Tamron AF 70-300mm f/4-5.6 LD Di macro (Pentax K) - Review / Lab Test Report
Lens Reviews - Pentax
Article Index

Review by Klaus Schroiff, published June 2007

Special thanks to Oliver Kirchner for providing this lens for testing!


The Tamron AF 70-300mm f/4-5.6 LD Di macro is a lens with a quite interesting background. In the mid 90s Tamron and Nikon used the same optical formula in its predecessors (Tamron AF 70-300mm f/4-5.6 LD and Nikkor AF 70-300mm f/4-5.6 ED). Unlike Nikon Tamron decided to continue to improve the original design and the current lens is the third generation which features a macro mode as well as a new optimized ("Digitally Integrated") lens coating. The Tamron is still a full format lens and when used on an APS-C DSLR the field-of-view is equivalent to about 105-450mm in classic terms.

The Tamron is obviously a low budget lens - locally it sells for just ~130€ - it does hardly get any cheaper than this. However, it is amazing that Tamron didn't really sacrifice too much build quality. The quality of the plastic is quite decent, there's a metal mount and the build tolerances are tight. The tested sample had no wobbly parts. The rubberized zoom and focus control rings have a higher than average friction. The low price tag shows up a bit in the zoom and focus mechanism. The lens extends significantly when zooming towards the long end of the zoom range and the front element rotates during focusing - using a polarizer is no fun but this is probably not a priority in the target market anyway. If you want to take advantage of the "macro" mode you've to set the lens to a focal length longer than 180mm. By using the macro switch you can extend the focus range down to 0.95mm which gives you a max. object magnification of 1:2 @ 300mm. If you want to use shorter focal lengths again you need to focus beyond 1.5m and switch back to the standard mode - otherwise the zoom mechanism will be blocked at the 180mm setting.

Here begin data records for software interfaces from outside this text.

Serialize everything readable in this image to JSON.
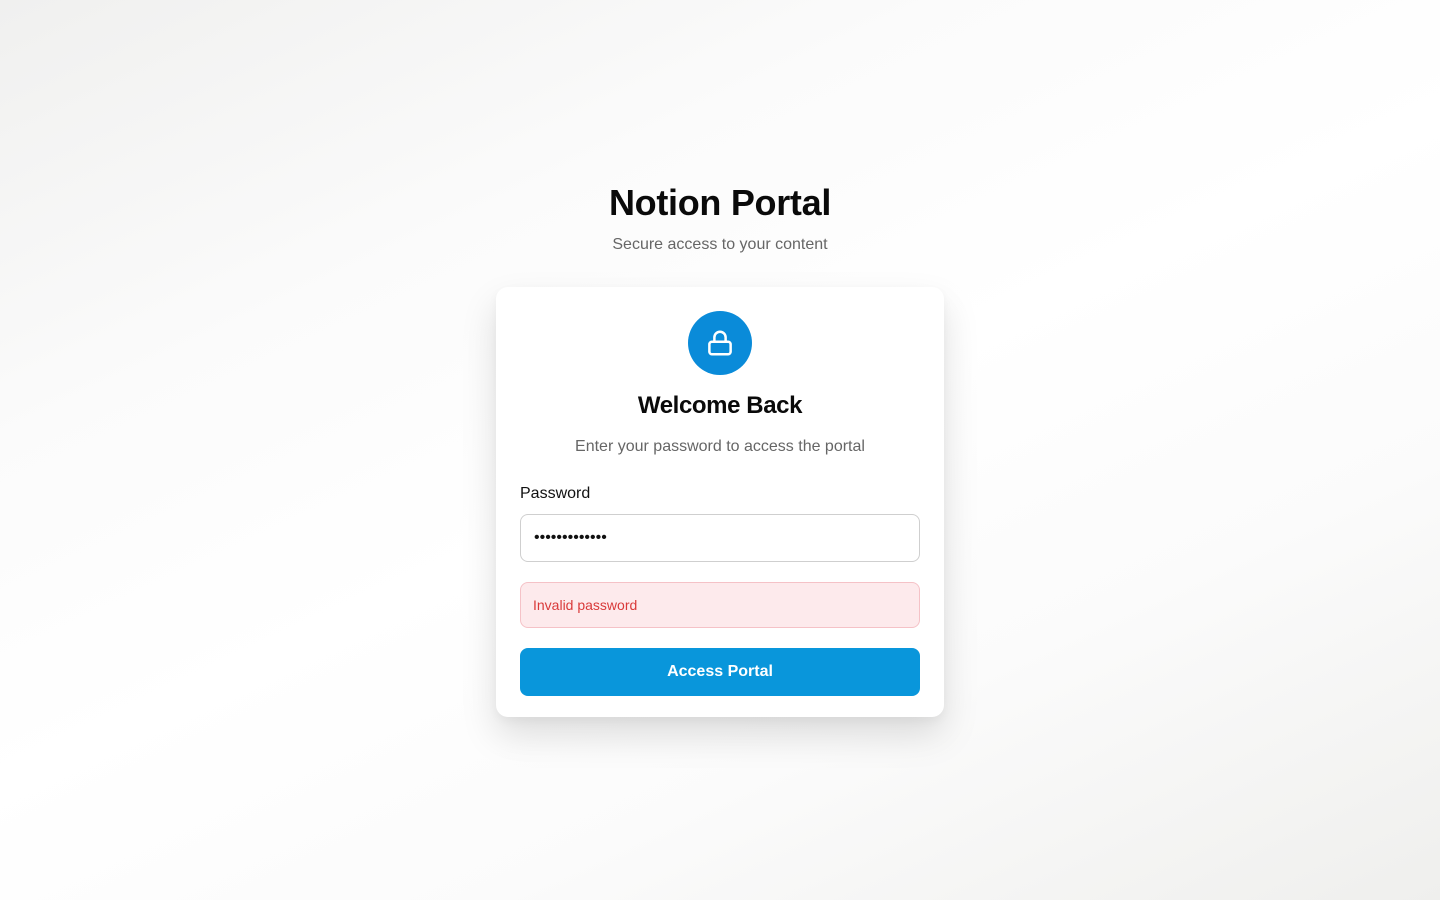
{
  "brand": {
    "title": "Notion Portal",
    "subtitle": "Secure access to your content"
  },
  "card": {
    "icon": "lock-icon",
    "title": "Welcome Back",
    "subtitle": "Enter your password to access the portal",
    "password_label": "Password",
    "password_value": "•••••••••••••",
    "error_message": "Invalid password",
    "submit_label": "Access Portal"
  },
  "colors": {
    "accent": "#0996db",
    "lock_circle": "#0a8bd9",
    "error_text": "#d93a3a",
    "error_background": "#fdeaec",
    "error_border": "#f5c2c7"
  }
}
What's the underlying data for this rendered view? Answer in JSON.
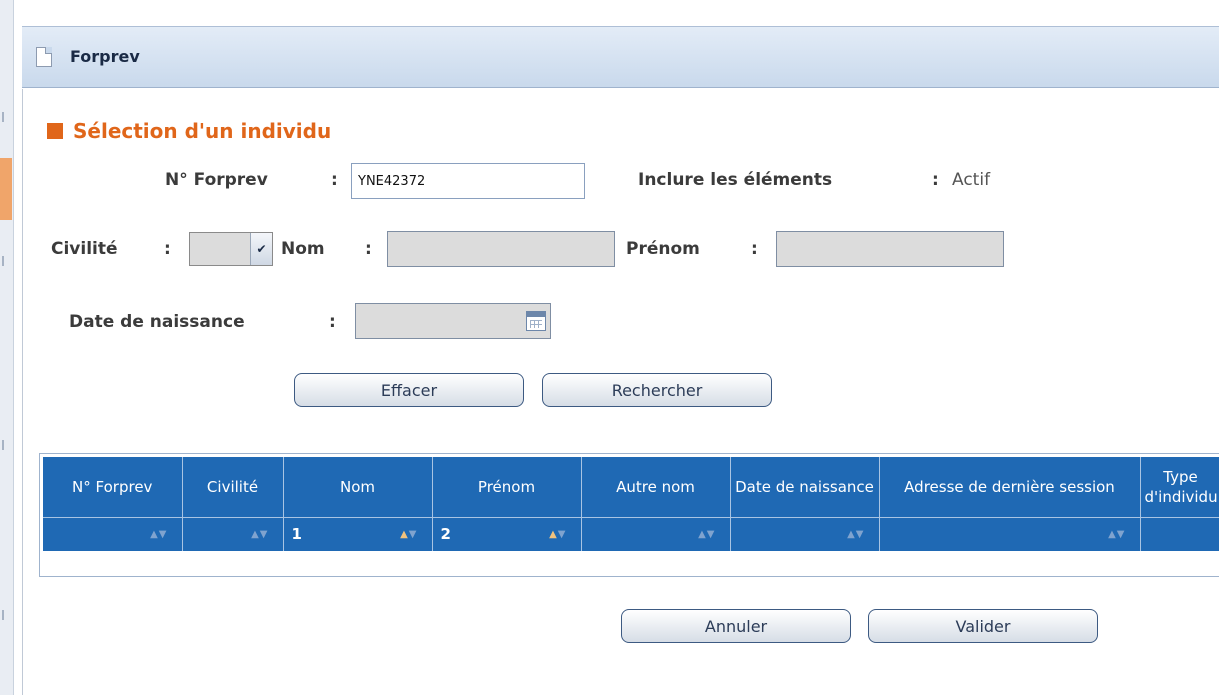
{
  "window": {
    "title": "Forprev"
  },
  "section": {
    "title": "Sélection d'un individu"
  },
  "form": {
    "numero_label": "N° Forprev",
    "numero_value": "YNE42372",
    "separator": ":",
    "inclure_label": "Inclure les éléments",
    "inclure_value": "Actif",
    "civilite_label": "Civilité",
    "civilite_value": "",
    "nom_label": "Nom",
    "nom_value": "",
    "prenom_label": "Prénom",
    "prenom_value": "",
    "date_label": "Date de naissance",
    "date_value": ""
  },
  "buttons": {
    "effacer": "Effacer",
    "rechercher": "Rechercher",
    "annuler": "Annuler",
    "valider": "Valider"
  },
  "grid": {
    "columns": [
      {
        "label": "N° Forprev",
        "filter": "",
        "sort_active": false
      },
      {
        "label": "Civilité",
        "filter": "",
        "sort_active": false
      },
      {
        "label": "Nom",
        "filter": "1",
        "sort_active": true
      },
      {
        "label": "Prénom",
        "filter": "2",
        "sort_active": true
      },
      {
        "label": "Autre nom",
        "filter": "",
        "sort_active": false
      },
      {
        "label": "Date de naissance",
        "filter": "",
        "sort_active": false
      },
      {
        "label": "Adresse de dernière session",
        "filter": "",
        "sort_active": false
      },
      {
        "label": "Type d'individu",
        "filter": "",
        "sort_active": false
      }
    ]
  },
  "icons": {
    "window": "document-icon",
    "dropdown": "chevron-down-icon",
    "calendar": "calendar-icon",
    "sort": "sort-arrows-icon"
  },
  "colors": {
    "accent": "#e0661a",
    "grid_header": "#1f69b4",
    "window_header": "#c9d9ec"
  }
}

Don't expect that this "macro" mode is really comparable in quality to "true" macro lenses (with close focus optimizations).

Typical for most Pentax-K mount lenses the Tamron has no internal AF motor and relies on the conventional slotted drive screw operated by the camera. The lens uses a focus extension system so the AF motor of the camera is fairly busy during operations. The AF is reasonably fast and somewhat noisy.

Equiv. focal length105-450 mm (full format equivalent)
Equiv. aperturef/6-f/8.4 (full format equivalent, in terms of depth-of-field)
Optical construction13 elements in 9 groups inc. 1 LD element
Number of aperture blades9
min. focus distance1.5 m (max. magnification ratio 1:4), 0.95 m in macro mode (1:2)
Dimensions77 x 117 mm
Weight435 g
Filter size62 mm (rotating)
Hoodbarrel shaped, snap-on type (supplied)
Other featuresmacro mode